Russian Roulette

Created by Steven Baltakatei Sandoval on 2019-07-18T05:04Z under a CC BY-SA 4.0 license and last updated on 2020-12-23T00:52Z.


I took it upon myself to review a {{citation needed}} tag on the Russian roulette page on Wikipedia.

I found a reference that cited the Oxford English Dictionary which itself cited a 1937-01-30 issue of Collier's, a magazine containing short stories. The issue conatined a short story named "Russian Roulette" by a person named Georges Surdez. I found a source for the document here and here.

It's interesting to me that a the Oxford English Dictionary cites a document that is rather obscure. It makes me wonder what a library filled with every source that the Oxford English Dictionary cites would look like. It seems like an ambitious project that would be necessary to preserve the english language's history in a technically satisfying manner. Something to think about.

Wikipedia edit

The wikipedia article containing the updated information as of 2019-07-16T22:54:07 is here:

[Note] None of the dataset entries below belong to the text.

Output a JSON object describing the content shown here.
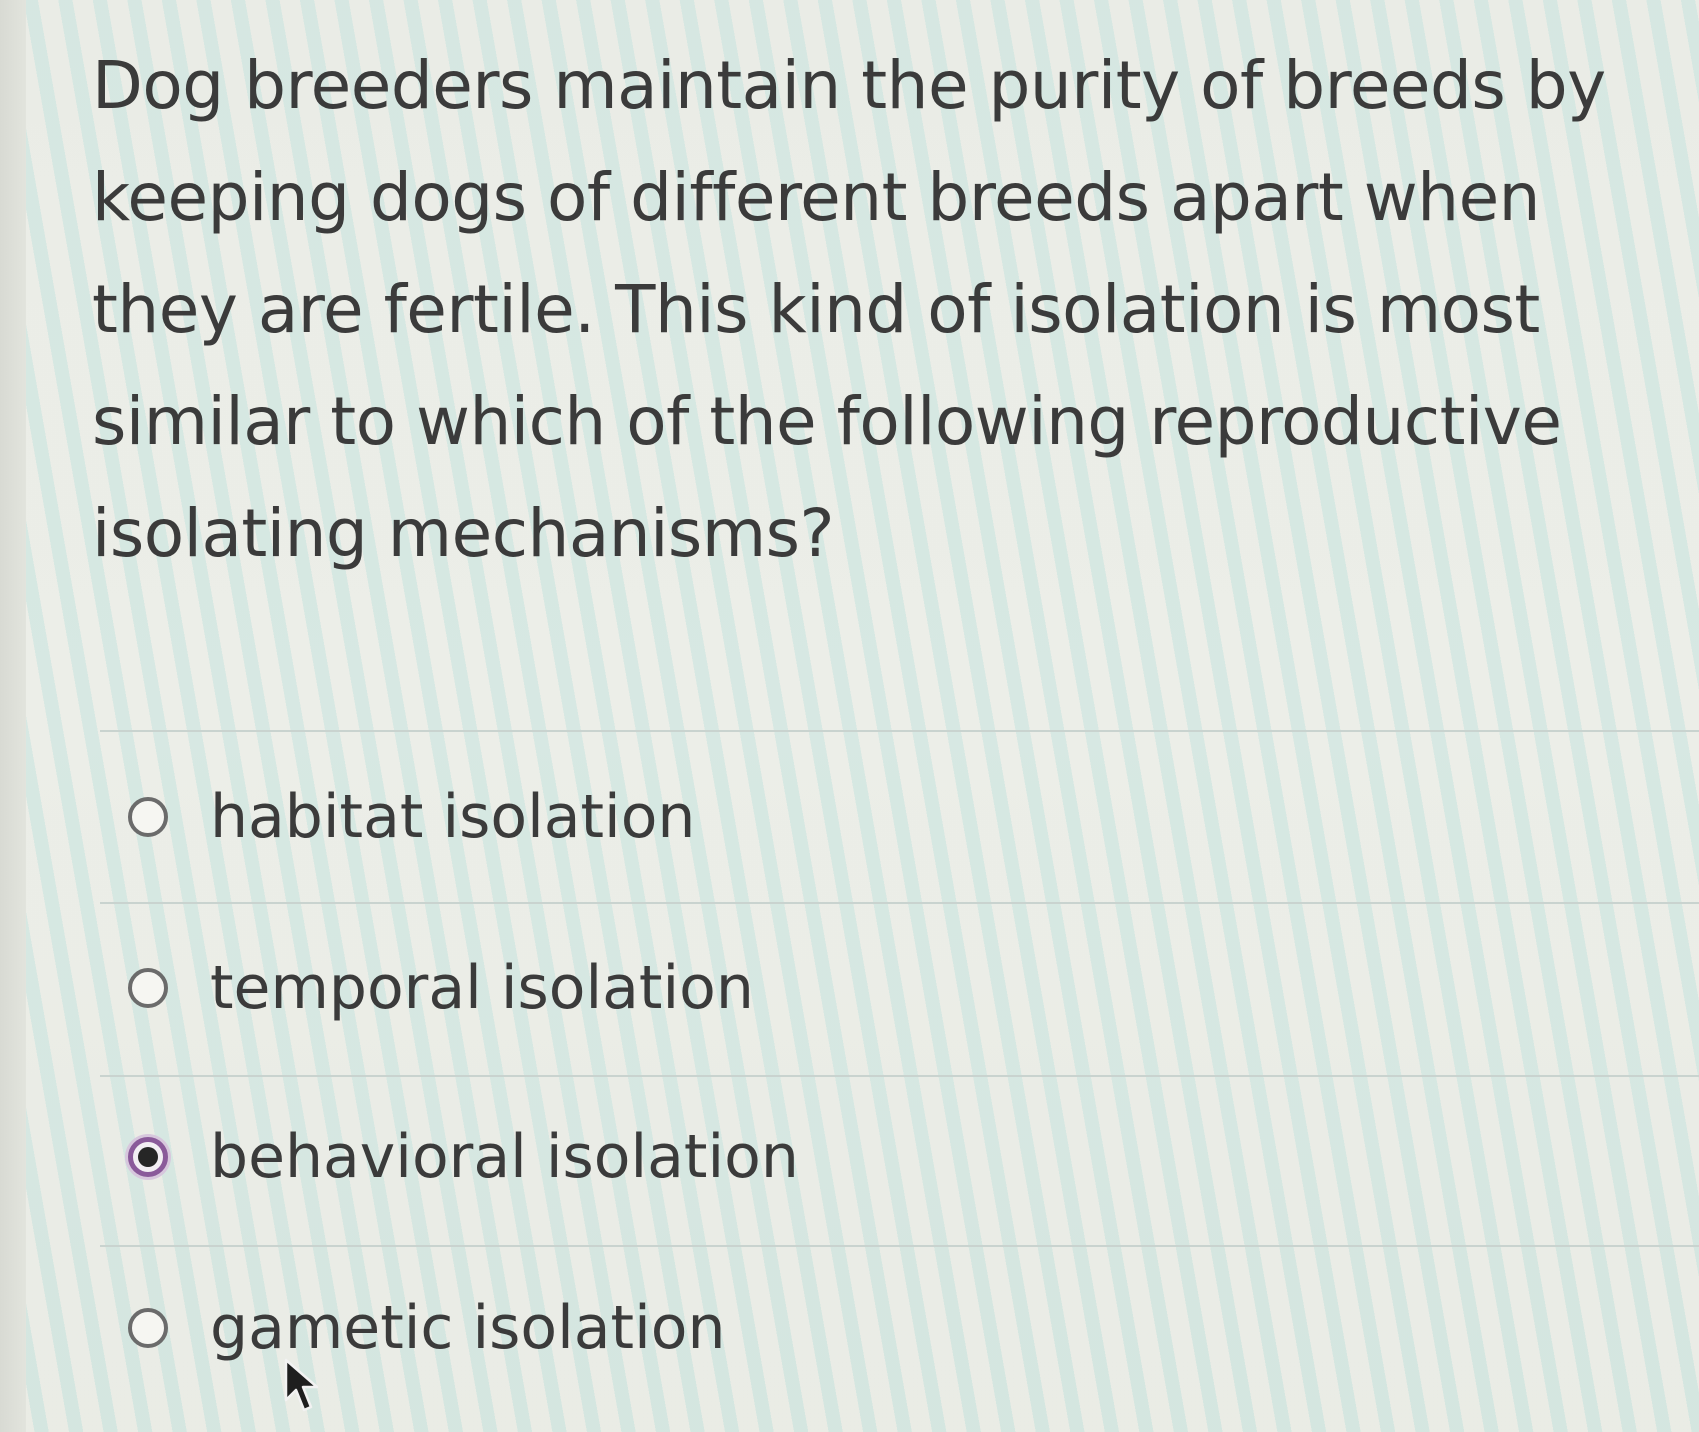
{
  "question": {
    "text": "Dog breeders maintain the purity of breeds by keeping dogs of different breeds apart when they are fertile. This kind of isolation is most similar to which of the following reproductive isolating mechanisms?"
  },
  "options": [
    {
      "label": "habitat isolation",
      "selected": false
    },
    {
      "label": "temporal isolation",
      "selected": false
    },
    {
      "label": "behavioral isolation",
      "selected": true
    },
    {
      "label": "gametic isolation",
      "selected": false
    }
  ],
  "colors": {
    "text": "#3b3b3b",
    "selected_ring": "#8a5a9a",
    "divider": "#c9d3cf"
  },
  "icons": {
    "pointer": "mouse-pointer-icon"
  }
}
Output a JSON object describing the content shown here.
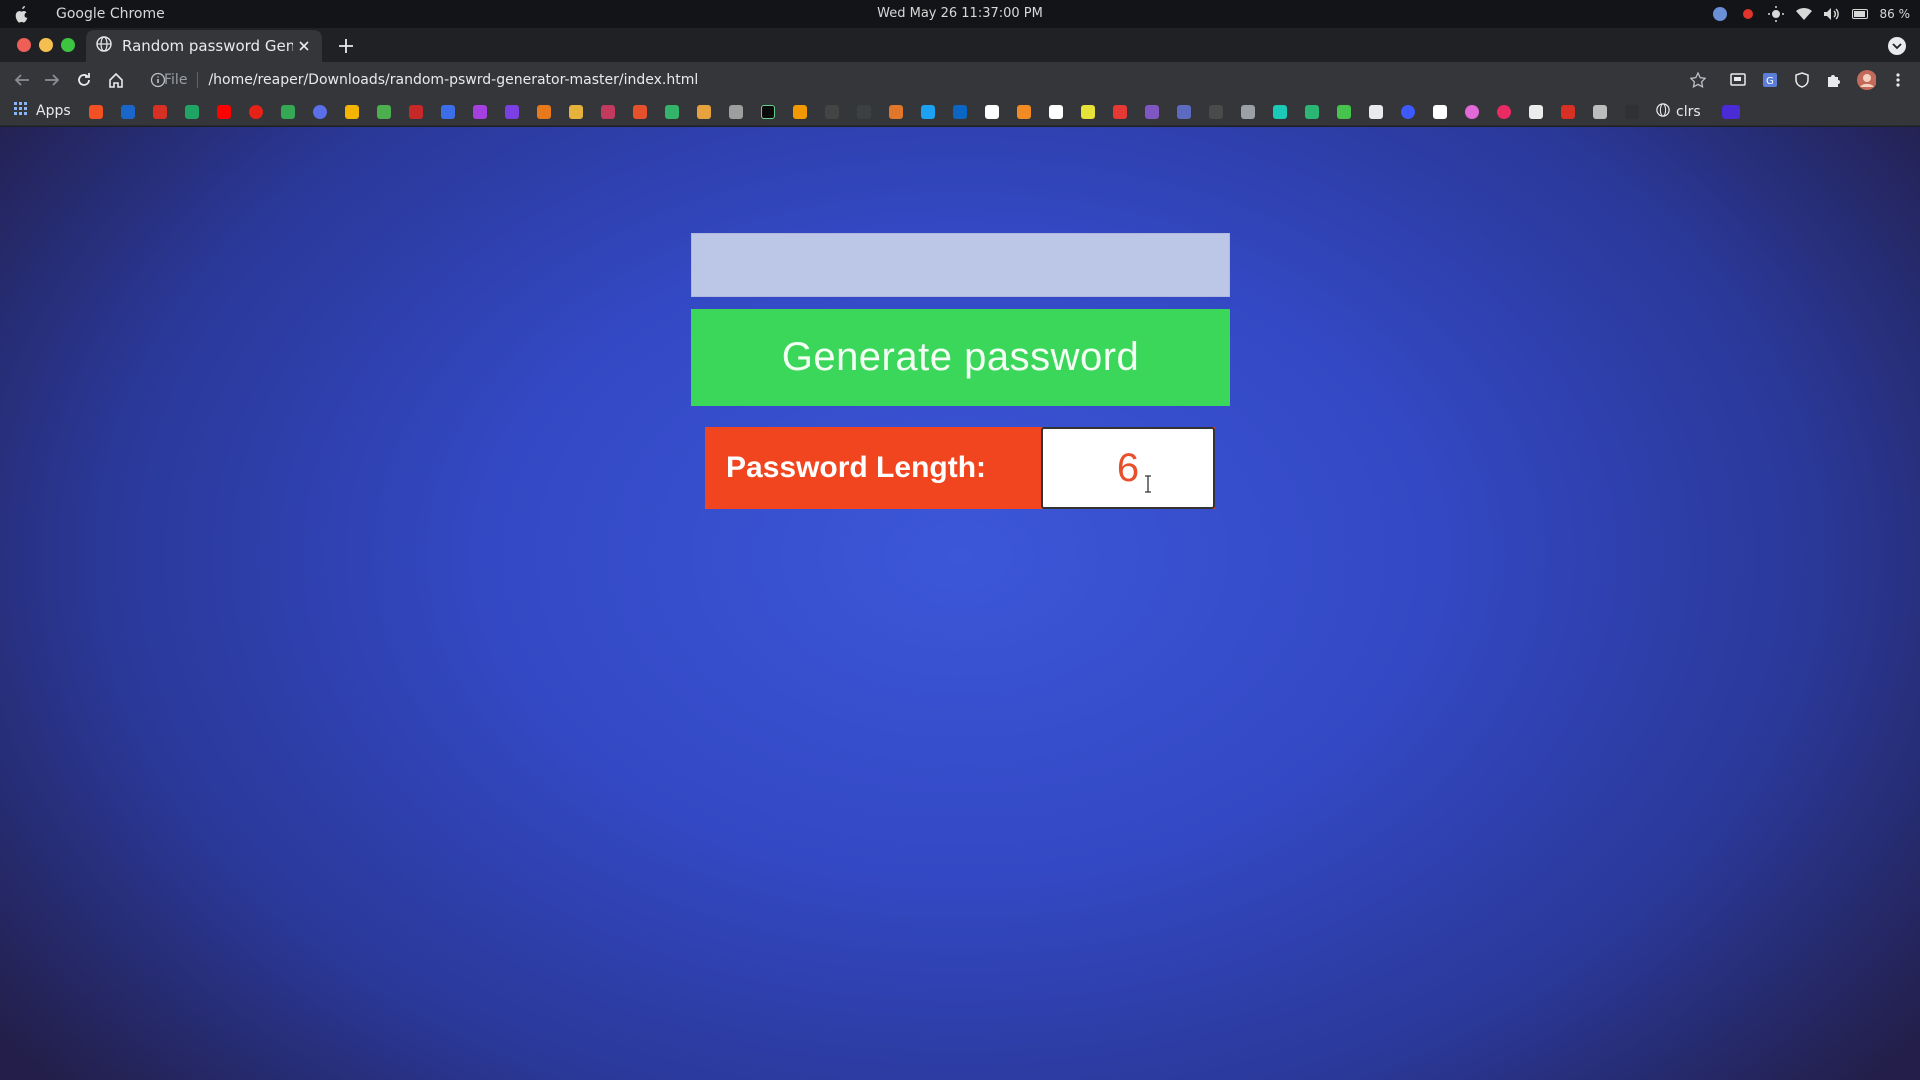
{
  "os_bar": {
    "app_name": "Google Chrome",
    "clock": "Wed May 26  11:37:00 PM",
    "battery": "86 %"
  },
  "browser": {
    "tab_title": "Random password Generator",
    "url_scheme": "File",
    "url": "/home/reaper/Downloads/random-pswrd-generator-master/index.html",
    "bookmarks": {
      "apps_label": "Apps",
      "last_label": "clrs"
    }
  },
  "page": {
    "password_output": "",
    "generate_button": "Generate password",
    "length_label": "Password Length:",
    "length_value": "6"
  },
  "colors": {
    "generate_green": "#3bd75b",
    "length_red": "#f0451f",
    "background_blue": "#3c57d9"
  }
}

I had removed usage of "Russian Poker" from a description of a 2019-01 incident in which a police officer shot another police officer in what the New York Times describes as "Russian Roulette" but which no source (which I could find) reporting on the incident described as "Russian Poker". I think using that particular phrase to describe an incident that no source describes as such would be creating information out of nothing ("original research"). In this case, the information created is the strengthening of the link between the phrase "Russian Poker" and the concept of pulling the trigger on a possibly-loaded firearm while aimed at another person. I said as much in my descriptions of the edits.

I confirmed that the Collier's quote is partially referenced in a printed copy of the OED2 (page 295) in my local library. The relevant sections are:

> `REVOLUTION` *sb*. `I I`; **Russian roulette**, an act of
bravado in which a person loads (usu.) one
chamber of a revolver, spins the cylinder, holds
the barrel to his head, and pulls the trigger; also

> Revolution had never taken place. **1937** `G. SURDEZ` in
*Collier's* 30 Jan. 16 ‘Did you ever hear of Russian roulette?’
…With the Russian army in Rumania, around 1917,…some
officer would suddenly pull out his revolver,…remove a
cartridge from the cylinder, spin the cylinder, snap it back in
place, put it to his head and pull the trigger.

Citation Hunt

I had originally found this page to edit via a Citation Hunt webpage that looks up random {{citation needed}} tags in Wikipedia articles and presents them to the user for consideration. URL is here.

I'm also considering using markdown to format text but it hurts legibility if I'm using vanilla emacs. (edit(2020-12-22T19:22Z): I rewrote this article in markdown.)

This work by Steven Baltakatei Sandoval is licensed under CC BY-SA 4.0